As an advanced student, you have to be careful not to hurt yourself by falling out of the posture or by trying to toss yourself up into the full pose before developing sufficient strength and control.

To maintain this asana, the intense whole-body muscular effort is needed.

Locust serves as a counter pose to Sitting Forward Bend (Paschimottanasana), Plough (Halasana) and Shoulderstand (Sarvangasana) which bends the spine forward. This asana greatly compliments the Cobra (Bhujangasana), lifting the lower part of the body rather then the upper, but it is more difficult pose because it is less natural and more strenuous to lift the lower extremities (legs) from a prone position (lying face downwards) than to lift the head and shoulders.

Locust brings a large supply of blood to the kidneys – cleansing and regenerating them. It strengthens the shoulders, arms, pelvic organs and lower back muscles. It tones the muscles of the abdomen, thighs and legs.
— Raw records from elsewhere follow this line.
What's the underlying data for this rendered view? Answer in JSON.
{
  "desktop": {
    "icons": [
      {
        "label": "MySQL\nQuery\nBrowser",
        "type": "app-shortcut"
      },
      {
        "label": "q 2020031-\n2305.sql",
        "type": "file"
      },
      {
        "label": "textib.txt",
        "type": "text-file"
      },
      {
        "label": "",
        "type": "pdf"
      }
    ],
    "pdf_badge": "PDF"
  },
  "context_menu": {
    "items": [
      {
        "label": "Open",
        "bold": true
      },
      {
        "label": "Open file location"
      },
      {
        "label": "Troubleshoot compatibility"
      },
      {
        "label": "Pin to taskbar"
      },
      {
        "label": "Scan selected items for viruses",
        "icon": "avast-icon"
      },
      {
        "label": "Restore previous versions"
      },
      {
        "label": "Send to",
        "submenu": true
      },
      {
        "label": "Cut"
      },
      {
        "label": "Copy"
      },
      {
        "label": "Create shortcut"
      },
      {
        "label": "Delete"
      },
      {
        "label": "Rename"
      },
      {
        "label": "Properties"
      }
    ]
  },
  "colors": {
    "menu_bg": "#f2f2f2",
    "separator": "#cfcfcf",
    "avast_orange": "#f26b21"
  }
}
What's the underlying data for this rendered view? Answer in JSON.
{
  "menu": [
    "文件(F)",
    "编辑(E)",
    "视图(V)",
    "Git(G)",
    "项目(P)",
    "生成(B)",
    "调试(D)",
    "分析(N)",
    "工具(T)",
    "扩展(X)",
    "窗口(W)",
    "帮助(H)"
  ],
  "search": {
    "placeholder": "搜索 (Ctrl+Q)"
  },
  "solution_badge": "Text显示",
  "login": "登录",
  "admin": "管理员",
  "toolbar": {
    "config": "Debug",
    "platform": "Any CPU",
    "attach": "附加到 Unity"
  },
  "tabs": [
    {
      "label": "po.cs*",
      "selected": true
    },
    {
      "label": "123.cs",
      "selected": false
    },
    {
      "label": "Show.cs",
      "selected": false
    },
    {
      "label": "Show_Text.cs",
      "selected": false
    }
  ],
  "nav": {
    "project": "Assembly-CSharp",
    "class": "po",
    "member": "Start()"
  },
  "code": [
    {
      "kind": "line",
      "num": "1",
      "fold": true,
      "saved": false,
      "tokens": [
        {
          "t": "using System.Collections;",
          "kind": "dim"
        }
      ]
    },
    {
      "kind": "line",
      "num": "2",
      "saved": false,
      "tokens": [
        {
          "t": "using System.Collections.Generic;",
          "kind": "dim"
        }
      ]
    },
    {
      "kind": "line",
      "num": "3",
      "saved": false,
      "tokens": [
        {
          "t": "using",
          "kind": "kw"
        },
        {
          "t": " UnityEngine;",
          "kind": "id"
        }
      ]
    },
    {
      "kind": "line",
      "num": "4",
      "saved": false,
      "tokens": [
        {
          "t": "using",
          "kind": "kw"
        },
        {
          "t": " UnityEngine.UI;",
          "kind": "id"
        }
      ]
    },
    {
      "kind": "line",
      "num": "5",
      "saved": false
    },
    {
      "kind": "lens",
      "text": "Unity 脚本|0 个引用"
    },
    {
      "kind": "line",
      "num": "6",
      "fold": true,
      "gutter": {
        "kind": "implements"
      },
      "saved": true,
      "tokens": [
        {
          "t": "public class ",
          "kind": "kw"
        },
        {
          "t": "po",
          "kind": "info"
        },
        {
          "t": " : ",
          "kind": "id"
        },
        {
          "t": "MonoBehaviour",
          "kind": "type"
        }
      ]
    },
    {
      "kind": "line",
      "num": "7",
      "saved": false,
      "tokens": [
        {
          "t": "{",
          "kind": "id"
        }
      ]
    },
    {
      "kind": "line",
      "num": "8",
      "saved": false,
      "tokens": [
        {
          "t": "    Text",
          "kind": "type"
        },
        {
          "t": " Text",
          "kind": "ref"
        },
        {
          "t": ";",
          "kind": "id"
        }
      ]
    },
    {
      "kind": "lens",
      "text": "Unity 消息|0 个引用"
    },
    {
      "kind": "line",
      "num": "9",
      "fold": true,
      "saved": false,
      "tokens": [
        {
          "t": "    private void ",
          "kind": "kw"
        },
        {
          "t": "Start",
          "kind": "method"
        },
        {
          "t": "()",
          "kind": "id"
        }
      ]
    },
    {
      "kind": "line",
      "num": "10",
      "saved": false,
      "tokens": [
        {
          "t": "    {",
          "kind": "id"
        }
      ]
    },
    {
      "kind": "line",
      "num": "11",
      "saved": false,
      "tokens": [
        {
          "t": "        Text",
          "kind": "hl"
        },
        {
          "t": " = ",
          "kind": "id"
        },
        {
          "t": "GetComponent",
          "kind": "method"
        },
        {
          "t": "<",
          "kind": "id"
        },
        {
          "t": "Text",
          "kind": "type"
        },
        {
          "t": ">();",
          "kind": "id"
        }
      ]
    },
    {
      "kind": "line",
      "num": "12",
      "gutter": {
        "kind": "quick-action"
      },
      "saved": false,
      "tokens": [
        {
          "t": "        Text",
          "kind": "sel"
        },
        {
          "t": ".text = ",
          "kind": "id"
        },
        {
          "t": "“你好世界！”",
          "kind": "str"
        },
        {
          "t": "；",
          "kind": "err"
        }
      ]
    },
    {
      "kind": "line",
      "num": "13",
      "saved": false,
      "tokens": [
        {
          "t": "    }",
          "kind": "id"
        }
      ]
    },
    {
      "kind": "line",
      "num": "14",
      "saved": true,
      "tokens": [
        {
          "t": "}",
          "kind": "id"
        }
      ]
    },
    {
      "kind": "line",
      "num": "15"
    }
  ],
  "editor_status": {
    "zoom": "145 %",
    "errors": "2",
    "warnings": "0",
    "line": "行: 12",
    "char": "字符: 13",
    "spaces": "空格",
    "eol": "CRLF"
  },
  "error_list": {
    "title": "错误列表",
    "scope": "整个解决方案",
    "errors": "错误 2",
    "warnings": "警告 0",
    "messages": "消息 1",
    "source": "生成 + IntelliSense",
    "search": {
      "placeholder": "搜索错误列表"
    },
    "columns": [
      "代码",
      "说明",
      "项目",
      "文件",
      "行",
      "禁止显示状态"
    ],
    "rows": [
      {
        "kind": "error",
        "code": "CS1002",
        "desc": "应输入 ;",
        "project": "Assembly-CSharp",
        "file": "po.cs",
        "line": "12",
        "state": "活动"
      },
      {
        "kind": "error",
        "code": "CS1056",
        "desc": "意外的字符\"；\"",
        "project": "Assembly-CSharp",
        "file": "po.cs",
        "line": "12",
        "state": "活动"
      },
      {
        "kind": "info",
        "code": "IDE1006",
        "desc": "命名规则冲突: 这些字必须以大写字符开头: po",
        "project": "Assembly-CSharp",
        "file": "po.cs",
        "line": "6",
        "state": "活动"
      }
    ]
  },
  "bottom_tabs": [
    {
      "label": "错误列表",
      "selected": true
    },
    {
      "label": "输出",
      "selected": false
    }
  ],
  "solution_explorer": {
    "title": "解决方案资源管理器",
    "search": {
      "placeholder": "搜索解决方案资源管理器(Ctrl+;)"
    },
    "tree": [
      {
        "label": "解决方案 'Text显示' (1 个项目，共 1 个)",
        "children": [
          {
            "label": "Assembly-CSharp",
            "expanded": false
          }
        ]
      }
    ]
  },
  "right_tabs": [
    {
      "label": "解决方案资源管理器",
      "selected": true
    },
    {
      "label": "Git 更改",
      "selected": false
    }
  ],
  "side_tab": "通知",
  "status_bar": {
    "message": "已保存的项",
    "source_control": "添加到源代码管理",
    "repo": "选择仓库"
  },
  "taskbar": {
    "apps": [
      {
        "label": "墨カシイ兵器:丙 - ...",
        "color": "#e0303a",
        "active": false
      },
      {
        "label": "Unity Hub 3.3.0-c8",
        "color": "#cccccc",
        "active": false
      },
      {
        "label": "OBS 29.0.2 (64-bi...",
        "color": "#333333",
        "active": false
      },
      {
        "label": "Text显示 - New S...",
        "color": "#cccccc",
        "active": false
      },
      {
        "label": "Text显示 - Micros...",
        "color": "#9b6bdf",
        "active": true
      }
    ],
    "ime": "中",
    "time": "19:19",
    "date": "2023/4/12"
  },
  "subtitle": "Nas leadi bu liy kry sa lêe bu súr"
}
It tones the sciatic nerves, providing relief for people with backache, mild sciatica, and slipped disc (as long as the condition is not serious).

However beneficial the Locust is, there are some health conditions in which the Locust should be avoided.

Three important reasons (out of many) not to do Locust:

Person with High Blood Pressure is better to avoid this pose.

As the asana puts lots of pressure on the abdomen, it is strongly advisable for pregnant women not to attempt this asana.

Anyone suffering from Peptic Ulcer, should not do this posture.

Issued in the interest of people practicing Hatha Yoga by Subodh Gupta, Yoga Expert based in London.

Mr. Subodh Gupta, a Corporate Yoga Trainer has conducted more than 500 workshops on Yoga and Stress Management. He has been interviewed by various TV channels in India and London.